Nineteenth-Century Automata and Our Visual Culture Today

In the summer of 2018, I was the collections intern for the Murtogh D. Guinness Collection of Mechanical Musical Instruments and Automata at the Morris Museum in Morristown, New Jersey. I worked alongside two other interns, doing a little bit of everything—registrar work, research, and weekly demonstrations in the gallery. When I returned to Colby and met Professor Juliet Sperling, I was struck by how my internship was related to her area of study. Professor Sperling is an Americanist at Colby who specializes in “moving images”—a term she uses to describe automata and mechanical instruments like the ones in the Guinness Collection at the Morris. Through teaching and research, she explores the way “seeing and touching” were intertwined with American art in the nineteenth century. I had the opportunity to sit down with Professor Sperling to discuss her work, and in doing so found many connections to my own experiences working at the Morris Museum.

Marina Takagi (center) with her fellow interns as they assist with the deinstallation of the exhibition A Cache of Kinetic Art: Curious Characters at the Morris Museum. Photo courtesy of Marina Takagi.

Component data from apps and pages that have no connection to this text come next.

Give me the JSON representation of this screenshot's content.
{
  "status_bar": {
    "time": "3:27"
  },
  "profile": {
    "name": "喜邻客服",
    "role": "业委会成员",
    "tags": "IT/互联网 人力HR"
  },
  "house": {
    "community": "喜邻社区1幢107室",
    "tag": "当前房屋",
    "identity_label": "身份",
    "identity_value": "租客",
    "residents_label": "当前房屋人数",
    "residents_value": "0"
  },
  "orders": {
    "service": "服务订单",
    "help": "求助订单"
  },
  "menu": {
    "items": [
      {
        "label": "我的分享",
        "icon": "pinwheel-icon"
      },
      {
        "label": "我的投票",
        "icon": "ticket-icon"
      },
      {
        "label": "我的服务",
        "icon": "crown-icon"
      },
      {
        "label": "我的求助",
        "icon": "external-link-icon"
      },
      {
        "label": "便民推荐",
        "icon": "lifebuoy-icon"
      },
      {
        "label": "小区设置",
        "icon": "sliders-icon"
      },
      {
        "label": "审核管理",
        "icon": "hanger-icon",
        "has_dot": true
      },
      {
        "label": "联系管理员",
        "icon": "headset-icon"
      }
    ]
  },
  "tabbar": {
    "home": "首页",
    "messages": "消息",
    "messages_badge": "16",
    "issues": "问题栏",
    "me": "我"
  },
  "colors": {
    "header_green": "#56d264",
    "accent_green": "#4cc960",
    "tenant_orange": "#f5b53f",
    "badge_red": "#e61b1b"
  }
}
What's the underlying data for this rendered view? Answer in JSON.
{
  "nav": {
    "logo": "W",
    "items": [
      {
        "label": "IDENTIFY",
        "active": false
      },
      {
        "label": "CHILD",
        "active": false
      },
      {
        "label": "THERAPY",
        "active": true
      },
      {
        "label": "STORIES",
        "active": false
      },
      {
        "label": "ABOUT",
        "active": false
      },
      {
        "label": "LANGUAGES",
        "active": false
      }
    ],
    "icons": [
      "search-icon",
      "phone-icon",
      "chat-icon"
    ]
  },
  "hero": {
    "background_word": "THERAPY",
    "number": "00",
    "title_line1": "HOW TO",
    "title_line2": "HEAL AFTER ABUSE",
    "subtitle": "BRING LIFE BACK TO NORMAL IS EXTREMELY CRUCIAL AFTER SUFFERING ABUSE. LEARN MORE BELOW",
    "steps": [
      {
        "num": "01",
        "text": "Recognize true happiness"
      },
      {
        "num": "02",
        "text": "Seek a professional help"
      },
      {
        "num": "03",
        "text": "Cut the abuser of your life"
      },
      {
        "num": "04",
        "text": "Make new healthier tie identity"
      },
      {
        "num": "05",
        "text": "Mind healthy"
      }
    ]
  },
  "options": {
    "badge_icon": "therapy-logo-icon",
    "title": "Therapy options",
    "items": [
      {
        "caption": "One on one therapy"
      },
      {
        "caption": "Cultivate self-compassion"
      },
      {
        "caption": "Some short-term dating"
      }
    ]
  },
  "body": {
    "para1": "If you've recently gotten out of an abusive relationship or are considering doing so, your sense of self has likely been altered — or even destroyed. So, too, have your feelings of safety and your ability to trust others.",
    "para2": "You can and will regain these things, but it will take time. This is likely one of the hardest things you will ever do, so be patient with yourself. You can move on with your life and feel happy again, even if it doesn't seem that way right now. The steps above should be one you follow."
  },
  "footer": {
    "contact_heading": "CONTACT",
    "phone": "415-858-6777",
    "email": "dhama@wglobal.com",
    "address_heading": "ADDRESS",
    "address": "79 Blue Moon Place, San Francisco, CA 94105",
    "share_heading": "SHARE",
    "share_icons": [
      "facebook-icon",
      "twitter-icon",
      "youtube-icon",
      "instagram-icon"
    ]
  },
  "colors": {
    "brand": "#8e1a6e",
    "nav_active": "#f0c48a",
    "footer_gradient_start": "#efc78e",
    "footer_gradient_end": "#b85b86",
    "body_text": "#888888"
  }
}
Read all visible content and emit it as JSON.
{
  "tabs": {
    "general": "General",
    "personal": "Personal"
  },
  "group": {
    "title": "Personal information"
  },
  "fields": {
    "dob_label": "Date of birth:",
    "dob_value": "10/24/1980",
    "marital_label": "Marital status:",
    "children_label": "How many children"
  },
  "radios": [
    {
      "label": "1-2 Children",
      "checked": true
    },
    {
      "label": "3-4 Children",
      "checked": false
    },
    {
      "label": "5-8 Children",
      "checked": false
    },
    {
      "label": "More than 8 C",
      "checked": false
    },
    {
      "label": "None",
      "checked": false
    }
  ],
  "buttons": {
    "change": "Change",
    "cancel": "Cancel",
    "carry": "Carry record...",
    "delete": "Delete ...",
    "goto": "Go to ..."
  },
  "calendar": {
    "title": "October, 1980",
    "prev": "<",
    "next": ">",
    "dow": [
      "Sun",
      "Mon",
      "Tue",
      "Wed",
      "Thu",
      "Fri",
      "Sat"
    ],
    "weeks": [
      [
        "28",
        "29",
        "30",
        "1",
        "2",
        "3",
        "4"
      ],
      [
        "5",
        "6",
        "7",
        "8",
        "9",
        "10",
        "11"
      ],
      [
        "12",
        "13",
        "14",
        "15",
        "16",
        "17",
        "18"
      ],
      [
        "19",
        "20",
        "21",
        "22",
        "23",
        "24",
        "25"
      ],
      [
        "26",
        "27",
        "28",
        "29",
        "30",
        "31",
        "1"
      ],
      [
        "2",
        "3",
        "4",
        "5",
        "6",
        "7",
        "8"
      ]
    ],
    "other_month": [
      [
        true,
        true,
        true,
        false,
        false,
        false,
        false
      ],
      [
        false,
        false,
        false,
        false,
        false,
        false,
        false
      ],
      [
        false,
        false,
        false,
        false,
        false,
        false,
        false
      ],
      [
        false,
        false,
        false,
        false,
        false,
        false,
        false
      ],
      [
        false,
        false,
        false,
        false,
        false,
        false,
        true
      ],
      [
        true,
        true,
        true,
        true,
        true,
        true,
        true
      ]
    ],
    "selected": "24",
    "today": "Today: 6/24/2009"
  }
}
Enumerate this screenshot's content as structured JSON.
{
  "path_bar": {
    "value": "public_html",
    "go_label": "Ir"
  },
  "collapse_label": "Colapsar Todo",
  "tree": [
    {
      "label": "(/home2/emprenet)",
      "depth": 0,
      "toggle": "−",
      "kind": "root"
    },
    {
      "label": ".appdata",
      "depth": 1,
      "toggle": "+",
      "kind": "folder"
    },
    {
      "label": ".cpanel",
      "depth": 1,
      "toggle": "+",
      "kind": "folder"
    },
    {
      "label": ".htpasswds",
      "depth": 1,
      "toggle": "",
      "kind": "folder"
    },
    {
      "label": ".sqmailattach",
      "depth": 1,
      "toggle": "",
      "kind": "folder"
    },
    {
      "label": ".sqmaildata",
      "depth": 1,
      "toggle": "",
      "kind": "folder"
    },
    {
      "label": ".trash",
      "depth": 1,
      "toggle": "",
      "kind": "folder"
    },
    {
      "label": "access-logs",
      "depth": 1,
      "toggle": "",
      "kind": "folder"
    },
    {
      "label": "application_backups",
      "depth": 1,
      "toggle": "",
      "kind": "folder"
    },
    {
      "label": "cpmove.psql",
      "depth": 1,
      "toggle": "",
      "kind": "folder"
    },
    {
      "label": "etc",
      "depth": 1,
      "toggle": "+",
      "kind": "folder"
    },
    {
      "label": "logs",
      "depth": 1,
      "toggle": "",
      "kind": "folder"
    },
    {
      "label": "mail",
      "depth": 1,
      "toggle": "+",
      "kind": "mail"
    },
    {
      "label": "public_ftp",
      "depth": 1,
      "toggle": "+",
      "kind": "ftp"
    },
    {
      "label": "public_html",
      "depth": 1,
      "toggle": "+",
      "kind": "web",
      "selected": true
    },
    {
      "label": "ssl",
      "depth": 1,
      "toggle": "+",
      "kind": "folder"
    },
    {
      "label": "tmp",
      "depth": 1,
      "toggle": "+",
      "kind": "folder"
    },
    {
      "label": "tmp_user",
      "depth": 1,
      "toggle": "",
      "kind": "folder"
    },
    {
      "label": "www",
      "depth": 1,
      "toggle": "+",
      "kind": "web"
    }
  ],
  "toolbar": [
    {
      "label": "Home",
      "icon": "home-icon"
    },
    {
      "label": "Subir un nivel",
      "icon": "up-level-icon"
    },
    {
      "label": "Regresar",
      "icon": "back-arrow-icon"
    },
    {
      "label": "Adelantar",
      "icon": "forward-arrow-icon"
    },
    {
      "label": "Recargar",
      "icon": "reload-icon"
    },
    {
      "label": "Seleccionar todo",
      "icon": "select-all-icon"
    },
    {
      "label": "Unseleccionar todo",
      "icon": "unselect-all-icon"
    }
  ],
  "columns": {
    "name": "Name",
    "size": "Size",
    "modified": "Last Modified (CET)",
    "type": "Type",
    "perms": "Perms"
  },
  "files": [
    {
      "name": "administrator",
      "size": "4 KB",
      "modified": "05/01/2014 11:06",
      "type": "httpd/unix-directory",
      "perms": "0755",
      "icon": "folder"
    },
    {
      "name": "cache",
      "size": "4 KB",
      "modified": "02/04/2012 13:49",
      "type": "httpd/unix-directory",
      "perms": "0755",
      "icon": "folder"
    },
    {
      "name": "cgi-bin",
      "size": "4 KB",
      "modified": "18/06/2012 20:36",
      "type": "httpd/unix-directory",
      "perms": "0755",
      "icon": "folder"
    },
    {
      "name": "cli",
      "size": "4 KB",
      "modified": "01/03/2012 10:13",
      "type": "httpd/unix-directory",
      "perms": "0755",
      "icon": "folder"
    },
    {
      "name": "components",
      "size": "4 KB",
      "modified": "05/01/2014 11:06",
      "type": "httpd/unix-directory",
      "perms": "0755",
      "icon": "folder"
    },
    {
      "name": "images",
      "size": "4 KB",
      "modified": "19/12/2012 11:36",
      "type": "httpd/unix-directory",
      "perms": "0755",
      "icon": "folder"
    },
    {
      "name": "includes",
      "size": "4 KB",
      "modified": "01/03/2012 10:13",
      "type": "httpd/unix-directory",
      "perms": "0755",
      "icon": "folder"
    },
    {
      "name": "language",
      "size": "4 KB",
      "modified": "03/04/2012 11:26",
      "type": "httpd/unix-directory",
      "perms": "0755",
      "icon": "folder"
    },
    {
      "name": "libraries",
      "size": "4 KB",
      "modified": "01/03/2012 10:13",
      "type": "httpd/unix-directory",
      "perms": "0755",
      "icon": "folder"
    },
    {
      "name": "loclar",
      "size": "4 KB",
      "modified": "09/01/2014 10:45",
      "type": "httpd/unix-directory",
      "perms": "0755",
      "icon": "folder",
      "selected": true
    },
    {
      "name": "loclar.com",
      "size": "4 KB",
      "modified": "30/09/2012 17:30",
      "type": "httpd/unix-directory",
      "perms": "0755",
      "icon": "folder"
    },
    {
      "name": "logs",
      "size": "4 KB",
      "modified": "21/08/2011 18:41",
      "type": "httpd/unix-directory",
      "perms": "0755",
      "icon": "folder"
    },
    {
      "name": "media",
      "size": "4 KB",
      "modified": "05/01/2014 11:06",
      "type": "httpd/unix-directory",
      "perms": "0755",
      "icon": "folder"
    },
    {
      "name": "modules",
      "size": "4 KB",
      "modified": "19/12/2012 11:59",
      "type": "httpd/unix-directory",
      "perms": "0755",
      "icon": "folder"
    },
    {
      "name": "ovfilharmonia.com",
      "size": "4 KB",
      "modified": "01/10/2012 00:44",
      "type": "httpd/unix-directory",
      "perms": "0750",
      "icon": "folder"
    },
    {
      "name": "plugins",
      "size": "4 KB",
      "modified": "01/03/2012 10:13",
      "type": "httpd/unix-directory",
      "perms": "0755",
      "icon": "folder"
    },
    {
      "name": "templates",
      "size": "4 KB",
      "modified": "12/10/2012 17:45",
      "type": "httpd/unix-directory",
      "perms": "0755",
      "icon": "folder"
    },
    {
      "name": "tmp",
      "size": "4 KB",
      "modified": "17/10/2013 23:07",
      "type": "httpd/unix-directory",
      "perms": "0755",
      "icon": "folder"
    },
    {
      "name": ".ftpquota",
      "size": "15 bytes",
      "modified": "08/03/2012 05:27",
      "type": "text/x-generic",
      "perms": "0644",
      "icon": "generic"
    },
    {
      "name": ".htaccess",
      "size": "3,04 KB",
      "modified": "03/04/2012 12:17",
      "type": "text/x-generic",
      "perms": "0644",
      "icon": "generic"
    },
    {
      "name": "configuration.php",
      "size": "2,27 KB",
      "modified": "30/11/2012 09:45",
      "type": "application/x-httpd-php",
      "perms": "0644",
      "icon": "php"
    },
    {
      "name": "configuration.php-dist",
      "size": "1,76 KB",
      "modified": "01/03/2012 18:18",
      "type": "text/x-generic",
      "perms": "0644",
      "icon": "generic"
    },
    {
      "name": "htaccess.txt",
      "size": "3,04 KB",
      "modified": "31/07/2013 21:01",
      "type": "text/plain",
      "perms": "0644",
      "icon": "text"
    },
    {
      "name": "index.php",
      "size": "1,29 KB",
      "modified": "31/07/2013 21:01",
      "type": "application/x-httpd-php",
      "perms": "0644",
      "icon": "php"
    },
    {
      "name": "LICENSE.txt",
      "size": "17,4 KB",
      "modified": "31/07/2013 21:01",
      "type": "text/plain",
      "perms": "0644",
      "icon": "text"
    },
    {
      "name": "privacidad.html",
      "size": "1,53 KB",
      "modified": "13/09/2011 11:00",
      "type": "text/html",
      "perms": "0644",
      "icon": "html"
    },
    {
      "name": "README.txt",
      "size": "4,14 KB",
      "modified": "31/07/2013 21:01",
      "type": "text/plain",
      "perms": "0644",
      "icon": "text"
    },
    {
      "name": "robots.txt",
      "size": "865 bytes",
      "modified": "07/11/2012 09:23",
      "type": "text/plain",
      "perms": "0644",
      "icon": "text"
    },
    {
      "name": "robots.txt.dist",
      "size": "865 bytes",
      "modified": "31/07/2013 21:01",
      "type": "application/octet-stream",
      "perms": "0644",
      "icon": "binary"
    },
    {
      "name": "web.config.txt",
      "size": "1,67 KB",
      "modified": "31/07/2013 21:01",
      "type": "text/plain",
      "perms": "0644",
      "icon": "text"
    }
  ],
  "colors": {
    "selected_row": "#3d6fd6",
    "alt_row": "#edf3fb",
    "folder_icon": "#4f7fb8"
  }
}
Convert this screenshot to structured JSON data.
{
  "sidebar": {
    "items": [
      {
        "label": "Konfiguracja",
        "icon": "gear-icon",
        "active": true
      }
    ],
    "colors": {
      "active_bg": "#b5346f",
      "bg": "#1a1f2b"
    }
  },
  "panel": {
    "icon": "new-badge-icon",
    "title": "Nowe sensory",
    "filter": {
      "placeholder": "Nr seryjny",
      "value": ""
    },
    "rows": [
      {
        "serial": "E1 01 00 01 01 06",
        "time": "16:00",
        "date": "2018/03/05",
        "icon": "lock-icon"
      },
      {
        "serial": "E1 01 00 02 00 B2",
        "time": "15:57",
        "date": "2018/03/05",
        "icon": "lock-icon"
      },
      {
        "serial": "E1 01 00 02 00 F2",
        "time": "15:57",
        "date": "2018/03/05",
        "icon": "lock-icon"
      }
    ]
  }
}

Murtogh D. Guinness (1913–2002) was a member of the prominent Guinness family. Using his family’s wealth, he devoted his lifetime to collecting mechanical musical instruments and automata, storing them in two penthouses in New York City. Mechanical musical instruments were prominent in eighteenth- and nineteenth-century Europe and became popular in America with the Industrial Revolution. At first a luxury item, these instruments were used as home entertainment for the wealthy. Gradually, they became more portable and cheaper to produce. At one point, Sears even sold mechanical musical instruments. Automata are mechanical dolls and toys (think: horror-movie windup dolls) that became popular in nineteenth-century France. After Guinness’s death, the Morris Museum was fortunate enough to acquire over seven thousand pieces of his collection, from the instruments and dolls themselves to the music sheets and rolls needed to operate them.

My favorite aspect of my internship was being able to interact with the instruments during the weekly demonstration. A colleague and I would begin the tour of the collection with a background on who Murtogh Guinness was, and a basic overview of what mechanical musical instruments are. Then we would showcase three instruments from the gallery. My favorite instrument to showcase was the Limonaire Orchestrophone, created in 1914. Made to be played at carnivals and festivals, this instrument is extremely beautiful yet loud. The reaction I got from the audience was the best part—everyone would get up and dance along while the instrument played. All I had to do, thanks to the updated technological mechanics, was flick a switch and insert a cardboard punch card, which was the “score” for the Limonaire.

Limonaire Orchestrophone (1914). Photo courtesy of the Morris Museum.

Professor Sperling studies “moving images” because they are often neglected by art historians but provide important links to the visual arts we see today. “I came to the topic of moving images in an unexpected way,” she told me when I asked her how she became interested in the topic. “I was taking a class in grad school about mass visual culture in the beginning of the nineteenth century. I came across this really interesting image of a fashion plate for an illustrated periodical from the 1840s with the head cut out so that you can see how the woman’s complexion looked with different colored dresses.” These objects were unique in that they were produced to be integral parts of everyday life, and therefore were not originally considered art. Rather, material culture and visual culture of the nineteenth century underpinned entertainment, education, and science in America.

Early moving images also help us study how Americans entertained themselves with interactive objects like mechanical dolls, self-playing instruments, and pop-up books. Professor Sperling told me about anatomy books, in which people used flaps on pages to explore images of the human anatomy. As part of her job, she mentioned that she would go into people’s attics to find these items. She has also visited the American Antiquarian Society, collectors, and other scholars.

By studying early moving images, art historians can get a sense of middle-class entertainment. This field also showcases the sophistication moving images have—the amount of mechanical engineering and science behind automata, mechanics, and moving images is astounding. Unlike the paintings in a museum, these works have tactile histories, and this element of physical interaction offers a completely different viewing experience today. Furthermore, we live in a culture in which moving images are all around us, and Professor Sperling’s research helps us understand their history and origins.

The automata and instruments at the Guinness Collection and the kinetic art that Professor Sperling studies, although not considered art when they were created, were more approachable and accessible than the “fine art” of the elite. Observing nineteenth-century moving art can actually tell us a lot about our own culture, and the development of contemporary art, such as performance art. “It shows how everyday things—objects from mass media, magazines, education, and science—really intersected with all of the sophisticated art worlds that we usually talk about in art history,” states Professor Sperling. “I think it gives us a chance to look at the stories that art history normally tells, but through different eyes.”